The Spanish-style, four-bedroom, two-and-a-half bathroom home with a garden suite, located in the west-central Florida city of Gulfport, sold for $654,310, or about 210 Ethereum, the Tampa Bay Times reported. Propy, a California-based real estate technology company, confirmed the sale was a first for U.S. real estate, according to the newspaper.

The starting price for the home was $650,000, The Associated Press reported. The home’s current owner, Leslie Alessandra, told the Times that comparable homes in the area have sold for more than $700,000.

Propy minted the property rights into a digital token. NFTs are normally used for digital collectibles like art and music, according to the newspaper.

A user named “A.J.” bought the house during an hour-long extension of the auction, the Times reported. The buyer’s first name is Amanda and the person is U.S. based, Propy CEO Natalia Karayaneva.

“This is a real tangible, real-world application of that technology,” Alessandra told BayNews 9. “So, when we NFT the ownership documents, it’s instantaneous ownership transfer and that can be from anywhere around the world, which is very powerful.”

Christopher Vasilakis, a real estate and virtual-reality expert, told the AP that the transaction was “essentially just selling a company and a company owns that house.”
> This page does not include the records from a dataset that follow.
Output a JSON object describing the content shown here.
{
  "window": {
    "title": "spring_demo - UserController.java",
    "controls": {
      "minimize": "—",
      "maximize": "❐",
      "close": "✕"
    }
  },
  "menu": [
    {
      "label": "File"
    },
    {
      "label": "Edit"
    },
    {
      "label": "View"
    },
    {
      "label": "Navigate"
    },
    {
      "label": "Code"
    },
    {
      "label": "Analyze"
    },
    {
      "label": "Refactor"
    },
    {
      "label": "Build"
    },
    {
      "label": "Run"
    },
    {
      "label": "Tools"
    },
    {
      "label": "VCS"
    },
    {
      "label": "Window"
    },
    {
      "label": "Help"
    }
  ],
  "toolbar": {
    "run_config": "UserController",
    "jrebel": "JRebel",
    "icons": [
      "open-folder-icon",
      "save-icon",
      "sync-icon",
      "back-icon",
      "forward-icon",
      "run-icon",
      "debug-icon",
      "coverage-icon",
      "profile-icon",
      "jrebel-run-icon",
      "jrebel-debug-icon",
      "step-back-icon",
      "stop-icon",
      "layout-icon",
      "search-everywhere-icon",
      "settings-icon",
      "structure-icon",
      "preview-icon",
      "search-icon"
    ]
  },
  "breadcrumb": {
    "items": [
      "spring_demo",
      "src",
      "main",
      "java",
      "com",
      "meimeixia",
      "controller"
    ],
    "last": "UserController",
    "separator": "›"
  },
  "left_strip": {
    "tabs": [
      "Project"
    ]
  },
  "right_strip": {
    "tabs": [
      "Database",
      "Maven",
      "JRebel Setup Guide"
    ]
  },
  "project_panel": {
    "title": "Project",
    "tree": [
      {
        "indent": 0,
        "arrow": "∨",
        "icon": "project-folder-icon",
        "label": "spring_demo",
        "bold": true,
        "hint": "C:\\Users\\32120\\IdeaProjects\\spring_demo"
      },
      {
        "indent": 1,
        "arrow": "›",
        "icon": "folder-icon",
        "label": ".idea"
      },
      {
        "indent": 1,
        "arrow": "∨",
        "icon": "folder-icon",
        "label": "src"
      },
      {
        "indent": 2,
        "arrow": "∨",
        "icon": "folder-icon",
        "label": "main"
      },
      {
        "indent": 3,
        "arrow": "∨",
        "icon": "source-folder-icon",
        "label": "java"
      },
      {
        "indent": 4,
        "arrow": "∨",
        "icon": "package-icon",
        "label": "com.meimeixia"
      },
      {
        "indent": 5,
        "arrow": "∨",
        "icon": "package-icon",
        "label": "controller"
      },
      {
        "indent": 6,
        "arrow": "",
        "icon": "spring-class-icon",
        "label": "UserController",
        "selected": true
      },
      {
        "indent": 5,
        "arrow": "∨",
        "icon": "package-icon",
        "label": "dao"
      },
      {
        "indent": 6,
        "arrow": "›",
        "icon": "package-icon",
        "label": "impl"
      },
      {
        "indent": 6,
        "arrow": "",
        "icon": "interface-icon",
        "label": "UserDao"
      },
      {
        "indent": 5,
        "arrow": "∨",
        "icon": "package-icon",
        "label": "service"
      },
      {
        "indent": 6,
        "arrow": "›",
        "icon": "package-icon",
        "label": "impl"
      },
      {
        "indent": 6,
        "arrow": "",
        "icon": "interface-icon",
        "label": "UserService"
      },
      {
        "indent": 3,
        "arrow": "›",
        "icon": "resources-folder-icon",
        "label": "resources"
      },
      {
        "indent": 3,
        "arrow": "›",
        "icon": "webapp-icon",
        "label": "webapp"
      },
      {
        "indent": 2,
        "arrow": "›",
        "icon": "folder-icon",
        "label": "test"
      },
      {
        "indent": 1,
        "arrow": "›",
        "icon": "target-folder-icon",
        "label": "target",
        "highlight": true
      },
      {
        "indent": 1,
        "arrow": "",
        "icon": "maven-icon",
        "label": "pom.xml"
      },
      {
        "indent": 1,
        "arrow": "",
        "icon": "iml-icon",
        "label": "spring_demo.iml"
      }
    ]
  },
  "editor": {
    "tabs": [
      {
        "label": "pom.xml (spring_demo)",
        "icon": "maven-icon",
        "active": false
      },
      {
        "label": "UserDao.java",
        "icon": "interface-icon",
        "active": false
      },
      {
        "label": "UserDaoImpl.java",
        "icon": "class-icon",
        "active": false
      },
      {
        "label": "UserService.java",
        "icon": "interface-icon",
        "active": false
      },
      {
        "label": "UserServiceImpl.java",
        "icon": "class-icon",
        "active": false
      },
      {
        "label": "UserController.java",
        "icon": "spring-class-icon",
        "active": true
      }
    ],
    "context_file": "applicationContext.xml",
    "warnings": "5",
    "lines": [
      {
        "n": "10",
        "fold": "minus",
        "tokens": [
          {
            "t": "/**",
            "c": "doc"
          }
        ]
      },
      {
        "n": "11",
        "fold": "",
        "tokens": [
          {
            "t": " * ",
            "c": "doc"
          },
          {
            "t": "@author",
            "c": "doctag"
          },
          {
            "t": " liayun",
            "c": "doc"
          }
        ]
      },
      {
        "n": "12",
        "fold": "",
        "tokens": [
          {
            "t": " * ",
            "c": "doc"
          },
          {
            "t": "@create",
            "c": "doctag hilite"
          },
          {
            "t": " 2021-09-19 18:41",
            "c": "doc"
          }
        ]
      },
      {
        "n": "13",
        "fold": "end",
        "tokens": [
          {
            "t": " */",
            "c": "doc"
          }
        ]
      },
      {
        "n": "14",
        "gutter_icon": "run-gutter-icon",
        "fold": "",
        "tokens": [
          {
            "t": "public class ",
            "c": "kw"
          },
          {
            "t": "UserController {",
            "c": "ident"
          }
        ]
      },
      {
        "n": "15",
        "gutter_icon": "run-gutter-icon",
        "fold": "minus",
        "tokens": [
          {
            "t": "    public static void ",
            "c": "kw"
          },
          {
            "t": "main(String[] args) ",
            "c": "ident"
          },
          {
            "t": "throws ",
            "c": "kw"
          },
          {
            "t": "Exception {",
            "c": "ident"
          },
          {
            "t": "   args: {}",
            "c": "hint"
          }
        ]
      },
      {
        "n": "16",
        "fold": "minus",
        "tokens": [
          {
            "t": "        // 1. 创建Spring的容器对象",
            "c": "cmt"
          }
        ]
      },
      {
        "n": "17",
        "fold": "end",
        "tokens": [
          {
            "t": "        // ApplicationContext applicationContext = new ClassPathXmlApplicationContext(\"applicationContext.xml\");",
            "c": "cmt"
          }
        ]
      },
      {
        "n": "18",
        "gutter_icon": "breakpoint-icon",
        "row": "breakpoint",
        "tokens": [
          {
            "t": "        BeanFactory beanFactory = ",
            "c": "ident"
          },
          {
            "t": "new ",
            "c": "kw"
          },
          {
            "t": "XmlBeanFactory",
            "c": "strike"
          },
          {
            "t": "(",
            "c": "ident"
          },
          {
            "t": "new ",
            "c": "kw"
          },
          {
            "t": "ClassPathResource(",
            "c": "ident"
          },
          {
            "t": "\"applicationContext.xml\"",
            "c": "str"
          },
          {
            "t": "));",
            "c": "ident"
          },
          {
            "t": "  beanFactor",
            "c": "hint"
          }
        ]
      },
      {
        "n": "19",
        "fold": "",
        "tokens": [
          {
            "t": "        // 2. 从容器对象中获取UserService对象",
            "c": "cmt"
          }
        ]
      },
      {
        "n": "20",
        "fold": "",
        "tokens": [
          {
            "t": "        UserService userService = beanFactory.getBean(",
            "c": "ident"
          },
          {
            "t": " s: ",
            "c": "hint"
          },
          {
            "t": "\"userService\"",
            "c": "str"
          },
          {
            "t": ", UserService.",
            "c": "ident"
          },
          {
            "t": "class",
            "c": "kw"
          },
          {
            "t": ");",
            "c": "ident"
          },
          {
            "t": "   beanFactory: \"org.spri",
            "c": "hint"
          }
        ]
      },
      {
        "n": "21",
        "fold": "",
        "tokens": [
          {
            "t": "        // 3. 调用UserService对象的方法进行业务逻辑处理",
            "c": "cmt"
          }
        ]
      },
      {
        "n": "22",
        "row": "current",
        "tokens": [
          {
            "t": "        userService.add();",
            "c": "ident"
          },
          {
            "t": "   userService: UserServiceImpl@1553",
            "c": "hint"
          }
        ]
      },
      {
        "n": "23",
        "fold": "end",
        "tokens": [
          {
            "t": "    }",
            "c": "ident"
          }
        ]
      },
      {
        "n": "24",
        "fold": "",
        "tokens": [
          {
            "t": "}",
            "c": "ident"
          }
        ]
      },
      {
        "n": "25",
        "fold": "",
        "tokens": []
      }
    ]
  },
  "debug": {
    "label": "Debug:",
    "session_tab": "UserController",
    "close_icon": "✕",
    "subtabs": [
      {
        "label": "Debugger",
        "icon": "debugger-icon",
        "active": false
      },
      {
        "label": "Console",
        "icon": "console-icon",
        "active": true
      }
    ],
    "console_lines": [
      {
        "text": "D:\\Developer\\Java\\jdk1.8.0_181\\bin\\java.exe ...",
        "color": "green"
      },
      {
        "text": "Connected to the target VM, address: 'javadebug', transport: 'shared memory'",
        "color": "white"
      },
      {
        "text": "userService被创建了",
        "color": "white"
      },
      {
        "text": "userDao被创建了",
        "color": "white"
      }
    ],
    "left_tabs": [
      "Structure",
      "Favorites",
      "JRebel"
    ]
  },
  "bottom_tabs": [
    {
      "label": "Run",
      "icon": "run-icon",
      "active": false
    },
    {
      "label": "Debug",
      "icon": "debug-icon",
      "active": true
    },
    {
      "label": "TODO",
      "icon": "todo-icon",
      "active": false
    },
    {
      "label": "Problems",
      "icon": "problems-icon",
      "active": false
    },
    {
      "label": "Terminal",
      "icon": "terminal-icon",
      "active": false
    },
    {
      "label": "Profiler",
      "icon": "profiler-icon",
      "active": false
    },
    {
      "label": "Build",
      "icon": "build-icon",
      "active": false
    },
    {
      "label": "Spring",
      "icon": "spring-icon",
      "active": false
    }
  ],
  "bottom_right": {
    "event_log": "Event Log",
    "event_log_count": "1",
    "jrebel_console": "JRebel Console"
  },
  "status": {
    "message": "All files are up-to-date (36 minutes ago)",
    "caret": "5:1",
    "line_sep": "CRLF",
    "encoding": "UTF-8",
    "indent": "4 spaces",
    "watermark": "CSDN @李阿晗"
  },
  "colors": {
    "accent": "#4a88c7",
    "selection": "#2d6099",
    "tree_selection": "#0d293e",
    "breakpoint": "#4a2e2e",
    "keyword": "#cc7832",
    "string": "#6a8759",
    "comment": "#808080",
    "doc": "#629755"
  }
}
Propy plans to mint 10 more properties across the U.S. as NFTs, Karayaneva told the Times. The company’s next listing is a condominium unit in Tampa, Karayaneva said.

The condo will be listed on the blockchain market on March 2, Karayaneva told the newspaper. She did not specify where the condominium was located but said its current value is about $200,000 to $300,000.

Karayaneva added that she was surprised when more people did not bid on the Gulfport home.

“At the end of the day, the people who really wanted this home, they got it,” Karayaneva told the Times.